Days after an Albemarle County man removed a plaque that marks the spot where enslaved people were bought and sold in Charlottesville, he was arrested Tuesday and charged with two felonies.
According to the Charlottesville Police Department, Richard H. Allan, III, 74, was arrested at his Albemarle County studio at 4 p.m. and has been charged with grand larceny and possession of burglarious tools.
Allan is currently being held at the Albemarle-Charlottesville Regional Jail pending a bail review, according to police.
The site of the marker remains empty, but that’s not for lack of trying.
Allan and another man say they want to better tell the story of enslaved people in Charlottesville, with Allan removing the city-issued marker and the other man replacing it with his own version. But by Tuesday evening, the brick sidewalk bore a hole where the original marker once lay.
On Thursday, the marker built into the sidewalk of what is now Park Street went missing. Allan told Cville Weekly that he pried the marker out of the ground, offended by its proclamation that “On this site slaves were bought and sold.”
A new, black marker — reports differed on whether it was made of wood or stone — that read in white letters, “HUMAN AUCTION SITE: In 1619 the first African kidnap victims arrived in VA. Buying and selling of humans ended in 1865. For 246 years this barbaric trade took place on sites like this,” was placed in the empty space early Tuesday morning.
Richard Parks told CBS19 that he placed his marker in the ground because he wants to “raise awareness, get attention and get things changed.”
But by early Tuesday afternoon, Parks’ marker was removed by the city from the sidewalk, as well as one that was placed on the side of 0 Court Square that read “Site of Slave Block.” City spokesman Brian Wheeler said city staff will continue to remove “any makeshift markers placed at the slave auction block site.”
“As we continue our investigation into the missing marker, the city manager is seeking recommendations from the Historic Resources Committee for a more appropriate permanent marker in line with their ongoing work evaluating the other historic markers in the Court Square area,” Wheeler said. “This is an important site in the city’s history and we can take this opportunity to improve the signage and add more historical context. Our goal remains to tell a more complete story about Charlottesville’s past here and in our downtown parks.”
The city’s Historic Resources Committee has been discussing ways to improve the memorials, and the Court Square markers subcommittee recently discussed a temporary replacement.
In an interview Tuesday afternoon, Allan said that he was first made aware of the plaques when he read a letter to the editor from Eugene Williams in a June 2014 issue of The Daily Progress.

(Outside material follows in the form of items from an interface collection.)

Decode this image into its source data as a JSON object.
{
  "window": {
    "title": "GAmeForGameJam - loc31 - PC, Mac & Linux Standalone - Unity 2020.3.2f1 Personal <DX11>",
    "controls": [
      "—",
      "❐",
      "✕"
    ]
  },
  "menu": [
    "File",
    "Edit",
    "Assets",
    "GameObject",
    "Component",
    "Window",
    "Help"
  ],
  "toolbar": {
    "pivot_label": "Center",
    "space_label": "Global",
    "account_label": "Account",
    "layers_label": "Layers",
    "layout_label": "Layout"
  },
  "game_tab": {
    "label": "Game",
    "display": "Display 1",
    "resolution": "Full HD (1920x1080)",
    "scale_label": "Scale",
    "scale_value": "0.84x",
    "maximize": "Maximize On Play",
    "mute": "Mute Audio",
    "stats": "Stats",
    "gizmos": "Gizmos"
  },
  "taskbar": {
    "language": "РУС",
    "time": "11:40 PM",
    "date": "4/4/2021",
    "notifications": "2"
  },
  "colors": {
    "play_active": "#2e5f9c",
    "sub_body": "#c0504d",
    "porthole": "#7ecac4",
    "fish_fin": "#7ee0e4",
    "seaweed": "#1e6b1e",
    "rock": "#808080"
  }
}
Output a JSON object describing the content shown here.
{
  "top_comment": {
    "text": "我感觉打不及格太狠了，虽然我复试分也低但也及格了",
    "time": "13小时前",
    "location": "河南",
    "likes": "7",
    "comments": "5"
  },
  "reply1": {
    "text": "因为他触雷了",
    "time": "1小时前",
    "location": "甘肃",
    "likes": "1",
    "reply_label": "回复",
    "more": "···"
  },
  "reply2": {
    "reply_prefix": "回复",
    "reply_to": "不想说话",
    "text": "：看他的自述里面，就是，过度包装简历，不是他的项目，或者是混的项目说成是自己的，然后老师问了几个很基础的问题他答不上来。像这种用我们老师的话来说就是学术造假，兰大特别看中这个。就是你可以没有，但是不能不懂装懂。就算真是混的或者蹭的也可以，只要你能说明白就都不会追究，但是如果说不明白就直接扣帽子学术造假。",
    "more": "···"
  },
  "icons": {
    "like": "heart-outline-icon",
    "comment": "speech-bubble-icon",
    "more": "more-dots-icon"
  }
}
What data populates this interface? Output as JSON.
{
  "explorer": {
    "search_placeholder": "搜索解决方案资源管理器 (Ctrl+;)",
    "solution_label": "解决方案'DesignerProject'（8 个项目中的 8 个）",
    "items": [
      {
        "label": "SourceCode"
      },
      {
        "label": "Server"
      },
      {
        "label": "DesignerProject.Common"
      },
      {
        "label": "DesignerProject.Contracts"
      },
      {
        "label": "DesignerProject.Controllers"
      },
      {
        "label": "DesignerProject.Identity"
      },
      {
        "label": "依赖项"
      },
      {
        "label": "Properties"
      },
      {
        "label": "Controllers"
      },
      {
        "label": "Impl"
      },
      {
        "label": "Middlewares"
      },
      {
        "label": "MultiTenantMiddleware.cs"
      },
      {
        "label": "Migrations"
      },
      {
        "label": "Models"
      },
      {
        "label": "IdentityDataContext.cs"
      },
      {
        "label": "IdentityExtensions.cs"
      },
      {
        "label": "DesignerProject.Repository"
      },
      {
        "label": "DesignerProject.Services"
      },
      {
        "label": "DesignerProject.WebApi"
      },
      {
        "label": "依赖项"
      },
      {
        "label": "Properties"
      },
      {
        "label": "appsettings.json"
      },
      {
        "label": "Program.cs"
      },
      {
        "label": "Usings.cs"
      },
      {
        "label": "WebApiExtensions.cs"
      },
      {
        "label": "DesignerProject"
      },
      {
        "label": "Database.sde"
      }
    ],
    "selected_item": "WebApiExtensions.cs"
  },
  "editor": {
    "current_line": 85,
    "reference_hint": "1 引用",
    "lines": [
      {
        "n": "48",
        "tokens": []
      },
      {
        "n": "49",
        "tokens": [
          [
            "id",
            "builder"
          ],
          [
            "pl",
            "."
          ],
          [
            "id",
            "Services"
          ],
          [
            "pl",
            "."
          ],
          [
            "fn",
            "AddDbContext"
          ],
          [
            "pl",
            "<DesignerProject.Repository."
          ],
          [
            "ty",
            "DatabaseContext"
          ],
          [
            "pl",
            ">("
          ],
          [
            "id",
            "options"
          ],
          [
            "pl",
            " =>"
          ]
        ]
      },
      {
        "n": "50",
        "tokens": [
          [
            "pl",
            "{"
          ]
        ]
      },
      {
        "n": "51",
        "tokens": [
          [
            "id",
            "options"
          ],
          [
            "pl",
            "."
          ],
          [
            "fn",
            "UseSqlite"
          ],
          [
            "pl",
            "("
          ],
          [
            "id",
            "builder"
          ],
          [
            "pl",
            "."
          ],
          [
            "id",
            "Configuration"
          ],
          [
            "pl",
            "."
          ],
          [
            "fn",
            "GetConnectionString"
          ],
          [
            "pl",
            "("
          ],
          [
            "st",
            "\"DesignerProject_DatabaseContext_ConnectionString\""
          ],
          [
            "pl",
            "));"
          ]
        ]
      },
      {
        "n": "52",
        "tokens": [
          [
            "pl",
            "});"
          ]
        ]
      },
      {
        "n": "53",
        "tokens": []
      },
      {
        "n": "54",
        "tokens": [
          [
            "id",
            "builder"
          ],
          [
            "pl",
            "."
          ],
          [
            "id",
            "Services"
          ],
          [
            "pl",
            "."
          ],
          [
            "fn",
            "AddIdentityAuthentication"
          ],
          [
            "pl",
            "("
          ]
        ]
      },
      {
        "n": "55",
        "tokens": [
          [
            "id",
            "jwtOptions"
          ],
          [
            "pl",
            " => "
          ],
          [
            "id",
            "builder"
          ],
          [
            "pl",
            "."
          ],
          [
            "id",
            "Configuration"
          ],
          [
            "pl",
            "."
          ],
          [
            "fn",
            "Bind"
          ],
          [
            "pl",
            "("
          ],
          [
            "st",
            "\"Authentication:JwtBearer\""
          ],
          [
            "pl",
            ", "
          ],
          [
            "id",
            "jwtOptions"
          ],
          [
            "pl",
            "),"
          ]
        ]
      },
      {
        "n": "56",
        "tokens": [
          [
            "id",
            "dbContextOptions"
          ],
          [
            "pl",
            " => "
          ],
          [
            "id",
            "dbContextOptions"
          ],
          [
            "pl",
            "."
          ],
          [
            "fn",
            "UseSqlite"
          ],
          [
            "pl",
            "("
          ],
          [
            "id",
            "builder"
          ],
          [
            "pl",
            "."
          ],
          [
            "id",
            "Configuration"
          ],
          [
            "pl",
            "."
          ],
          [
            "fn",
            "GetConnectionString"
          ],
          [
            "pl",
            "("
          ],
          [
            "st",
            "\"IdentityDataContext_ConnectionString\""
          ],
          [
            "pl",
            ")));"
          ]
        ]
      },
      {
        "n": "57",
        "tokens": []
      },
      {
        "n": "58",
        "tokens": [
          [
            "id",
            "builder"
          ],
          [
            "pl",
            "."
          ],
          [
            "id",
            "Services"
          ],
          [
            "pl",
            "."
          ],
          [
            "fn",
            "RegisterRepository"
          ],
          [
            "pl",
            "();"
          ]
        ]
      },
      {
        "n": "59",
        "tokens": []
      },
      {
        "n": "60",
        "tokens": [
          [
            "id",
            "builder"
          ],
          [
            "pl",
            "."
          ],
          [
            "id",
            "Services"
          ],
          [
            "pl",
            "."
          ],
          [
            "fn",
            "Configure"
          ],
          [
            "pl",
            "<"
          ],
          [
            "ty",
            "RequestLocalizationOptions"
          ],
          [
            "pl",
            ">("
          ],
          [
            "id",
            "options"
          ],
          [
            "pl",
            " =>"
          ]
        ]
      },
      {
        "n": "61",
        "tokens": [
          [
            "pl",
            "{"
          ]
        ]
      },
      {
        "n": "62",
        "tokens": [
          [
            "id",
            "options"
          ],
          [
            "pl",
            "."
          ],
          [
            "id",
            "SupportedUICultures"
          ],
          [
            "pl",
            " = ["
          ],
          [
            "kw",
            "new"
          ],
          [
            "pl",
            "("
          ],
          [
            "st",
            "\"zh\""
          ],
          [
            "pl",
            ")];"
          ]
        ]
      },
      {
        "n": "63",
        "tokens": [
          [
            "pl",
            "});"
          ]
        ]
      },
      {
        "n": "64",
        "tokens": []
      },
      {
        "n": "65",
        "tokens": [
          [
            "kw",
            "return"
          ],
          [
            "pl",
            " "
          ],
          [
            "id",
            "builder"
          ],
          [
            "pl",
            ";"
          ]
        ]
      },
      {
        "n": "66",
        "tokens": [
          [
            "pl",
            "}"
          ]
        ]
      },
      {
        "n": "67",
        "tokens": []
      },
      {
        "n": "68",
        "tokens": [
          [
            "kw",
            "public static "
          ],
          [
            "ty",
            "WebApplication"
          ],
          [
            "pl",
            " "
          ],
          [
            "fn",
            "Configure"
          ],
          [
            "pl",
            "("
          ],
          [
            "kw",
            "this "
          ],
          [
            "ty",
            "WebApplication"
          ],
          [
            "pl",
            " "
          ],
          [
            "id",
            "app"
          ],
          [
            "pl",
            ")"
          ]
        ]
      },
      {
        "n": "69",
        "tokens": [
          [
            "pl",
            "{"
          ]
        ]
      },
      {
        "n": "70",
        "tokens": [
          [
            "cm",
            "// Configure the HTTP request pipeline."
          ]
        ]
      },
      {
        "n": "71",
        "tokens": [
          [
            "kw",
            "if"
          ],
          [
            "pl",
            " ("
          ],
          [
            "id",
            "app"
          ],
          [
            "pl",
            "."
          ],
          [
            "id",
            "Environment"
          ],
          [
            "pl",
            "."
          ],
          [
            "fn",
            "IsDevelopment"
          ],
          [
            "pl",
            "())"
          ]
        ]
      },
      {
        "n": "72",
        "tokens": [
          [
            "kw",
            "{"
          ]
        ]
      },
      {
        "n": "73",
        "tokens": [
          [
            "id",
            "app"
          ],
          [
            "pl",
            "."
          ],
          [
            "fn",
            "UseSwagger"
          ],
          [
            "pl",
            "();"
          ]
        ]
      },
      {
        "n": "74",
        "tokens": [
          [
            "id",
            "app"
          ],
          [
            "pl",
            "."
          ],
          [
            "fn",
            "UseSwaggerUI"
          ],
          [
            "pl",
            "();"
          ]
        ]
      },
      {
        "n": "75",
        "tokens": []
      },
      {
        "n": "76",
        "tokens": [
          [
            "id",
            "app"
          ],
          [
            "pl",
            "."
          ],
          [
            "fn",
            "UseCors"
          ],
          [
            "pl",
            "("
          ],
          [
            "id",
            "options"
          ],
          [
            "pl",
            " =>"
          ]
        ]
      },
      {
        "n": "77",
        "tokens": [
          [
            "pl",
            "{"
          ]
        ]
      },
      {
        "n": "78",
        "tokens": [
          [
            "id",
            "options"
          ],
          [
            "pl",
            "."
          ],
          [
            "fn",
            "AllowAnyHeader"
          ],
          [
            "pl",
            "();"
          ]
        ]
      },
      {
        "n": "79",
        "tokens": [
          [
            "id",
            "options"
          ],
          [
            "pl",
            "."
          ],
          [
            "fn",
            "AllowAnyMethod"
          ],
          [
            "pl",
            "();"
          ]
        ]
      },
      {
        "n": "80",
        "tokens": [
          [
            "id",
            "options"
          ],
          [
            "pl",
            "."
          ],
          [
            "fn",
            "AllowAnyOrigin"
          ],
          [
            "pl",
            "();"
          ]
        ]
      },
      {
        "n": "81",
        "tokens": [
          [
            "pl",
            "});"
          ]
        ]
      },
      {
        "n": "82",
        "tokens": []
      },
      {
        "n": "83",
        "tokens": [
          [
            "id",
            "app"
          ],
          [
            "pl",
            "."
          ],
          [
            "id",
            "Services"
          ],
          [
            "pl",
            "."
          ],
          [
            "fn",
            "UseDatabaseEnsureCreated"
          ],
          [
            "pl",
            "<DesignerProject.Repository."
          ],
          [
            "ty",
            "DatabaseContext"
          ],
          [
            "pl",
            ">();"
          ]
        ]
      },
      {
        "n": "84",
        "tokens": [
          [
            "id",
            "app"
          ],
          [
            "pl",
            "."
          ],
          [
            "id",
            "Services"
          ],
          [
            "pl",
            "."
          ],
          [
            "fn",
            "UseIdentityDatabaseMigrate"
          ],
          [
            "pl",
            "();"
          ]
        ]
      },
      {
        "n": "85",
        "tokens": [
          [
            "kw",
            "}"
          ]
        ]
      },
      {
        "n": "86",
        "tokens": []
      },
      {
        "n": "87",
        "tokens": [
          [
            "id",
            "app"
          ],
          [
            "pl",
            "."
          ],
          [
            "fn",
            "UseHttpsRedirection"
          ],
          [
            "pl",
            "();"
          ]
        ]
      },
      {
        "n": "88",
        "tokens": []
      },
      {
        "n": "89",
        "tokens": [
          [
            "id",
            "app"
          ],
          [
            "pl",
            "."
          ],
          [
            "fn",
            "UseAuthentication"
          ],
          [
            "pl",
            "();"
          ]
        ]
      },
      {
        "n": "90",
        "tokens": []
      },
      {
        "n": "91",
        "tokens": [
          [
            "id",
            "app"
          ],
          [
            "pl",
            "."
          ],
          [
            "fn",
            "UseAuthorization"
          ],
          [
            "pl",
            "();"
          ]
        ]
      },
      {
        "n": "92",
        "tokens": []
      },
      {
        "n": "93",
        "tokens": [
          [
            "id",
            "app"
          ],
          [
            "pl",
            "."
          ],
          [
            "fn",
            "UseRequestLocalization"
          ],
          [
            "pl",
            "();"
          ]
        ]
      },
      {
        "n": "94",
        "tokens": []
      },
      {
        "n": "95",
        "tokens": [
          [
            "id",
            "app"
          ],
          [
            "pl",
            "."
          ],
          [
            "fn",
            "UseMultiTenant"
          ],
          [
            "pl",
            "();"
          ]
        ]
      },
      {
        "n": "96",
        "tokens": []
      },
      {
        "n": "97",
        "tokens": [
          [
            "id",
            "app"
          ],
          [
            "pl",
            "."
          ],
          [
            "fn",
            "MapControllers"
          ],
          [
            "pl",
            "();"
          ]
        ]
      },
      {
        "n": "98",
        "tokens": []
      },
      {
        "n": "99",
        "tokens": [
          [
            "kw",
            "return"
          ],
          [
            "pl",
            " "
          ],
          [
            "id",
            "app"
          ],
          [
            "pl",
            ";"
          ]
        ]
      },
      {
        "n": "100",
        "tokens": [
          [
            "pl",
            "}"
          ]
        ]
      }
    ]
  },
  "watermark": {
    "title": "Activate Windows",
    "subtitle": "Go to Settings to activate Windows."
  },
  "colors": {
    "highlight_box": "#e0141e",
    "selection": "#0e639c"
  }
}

In his letter, Williams questioned the removal of the “Site of Slave Block” slate plaque from the side of 0 Court Square, which he said was replaced by an “unobtrusive marker set into the sidewalk” and a marble plaque on the wall, which is “difficult to see, let alone read.”
Allan claimed that the “insulting sign in the ground” was placed in the wrong location — and that it should be around the corner. He said, “it’s been riling me ever since.”
Allan said he reached out to Williams and then decided to research why the slate plaque was removed, but received “unsatisfactory answers,” and published his findings in a local monthly paper.
He said the lack of response to his concerns from the city and his family’s history of owning slaves led him to pry the marker out of the sidewalk.
“It is my strong personal belief that we are in a time of political and moral paradigm shift,” Allan said. “…I have come to believe that that shift requires me to go deep inside my own self and say what can I do to repair the horrible and brutal history toward Native and African Americans, and it was out of that motive that I acted for reparation, a deed of reparation.”
But before Allan could be asked what he did with the marker, he told The Progress that police officers were at his writing studio and that he had to go, and put the phone down. After about two minutes of muted talking the line went dead.
After contacting the city years ago, Allan also reached out to city council members and local media outlets in November.
In an email, Allan wrote that the “Site of Slave Block” sign should be replaced, and that the city should erect a “25-foot column honoring the enslaved generations who produced the bulk of Albemarle’s entire economy up through 1865,” among other things.
Councilor Heather Hill replied briefly, thanking Allan for his note and saying she would forward it to the Historic Resources Committee.
Allan responded to Hill that he was “concerned that if Council does not fast track and keep this issue on front burner it will fall through cracks again.”
“It will be embarrassing if national media comes in and places a spotlight on this sensitive issue and I don’t wish that to happen,” he said.
On Tuesday, Allan said he recently met Parks and sent him his research, and the two met for coffee.
He said he “never intended to hurt anyone’s feelings.”
“What I intended to do was make a personal act of repair for what I think is a moral indignity and humiliation to people alive today…,” Allan said. “You can’t put this underfoot.”
On Tuesday evening, after Allan’s arrest, Charlottesville Police Chief RaShall Brackney said the original marker allegedly taken by Allan had not yet been recovered.